Skip to main content

The murderer/victim paradox

By Michael Runyan ~

The theology espoused by most Christians includes the possibility of a murderer being forgiven of this grievous sin and gaining entry into heaven. The same theology generally assumes that once a person has died, the judgement of their souls takes place without additional adjustments. This means that a person who has been murdered is immediately out of options and must face the music without any chance for further reflection.

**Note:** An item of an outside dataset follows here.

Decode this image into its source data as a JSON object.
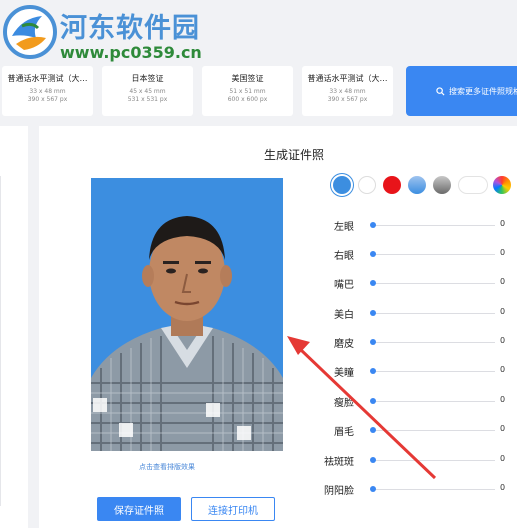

This brings us to the murderer/victim paradox. For example, in the tool box serial murder case in California in 1979, where two men (Lawrence Bittaker and Roy Norris raped) tortured and killed 5 teenage girls, both defendants, although given a capital punishment sentence, were still in prison almost 40 years later. They had time to reflect on their deeds, get involved with prison ministries, and confess their sins, and accept Jesus as their savior. On the other hand, the murdered girls did not have this opportunity. If they had not yet accepted Jesus, it was too bad for them- game over, and it’s off to hell.

So, the paradox is simply this- within the confines of conventional Christian doctrine, there must be many cases where a murderer eventually gains entry to heaven, while the person he has murdered is sent to hell. How can this form of cosmic justice possibly be fair? Why does the murderer get a second chance, but the victim does not? This commonly leads to an apologetic defense that involves a special exemption allowing the victim to accept Jesus posthumously- very nice, but this leads to a big bag of worms.

If a murder victim has a post-death chance to accept Jesus, then this same accommodation must also be available to anyone who dies suddenly, such as in a car crash, or from a heart attack. Anyone who dies in this manner and is offered an easy-to-see opportunity to accept Jesus would enjoy a tremendous advantage over everyone else who must otherwise accept Christianity on faith. This would seem to mean that dying quickly is far more favorable than suffering a long, slow death. Considering we are talking about an eternity of bliss versus an eternity of lament and possibly torture, the manner in which you die should not be a determining factor, and, therefore, this apologetic line of defense can be dismissed.

So if EITHER Lawrence Bittaker or Roy Norris is going to heaven while ANY of their 5 raped and tortured victims is in hell, then Christian justice is an unmitigated sham. This absurdity can only result from a theology created by the minds of men, not that of an infinitely intelligent being.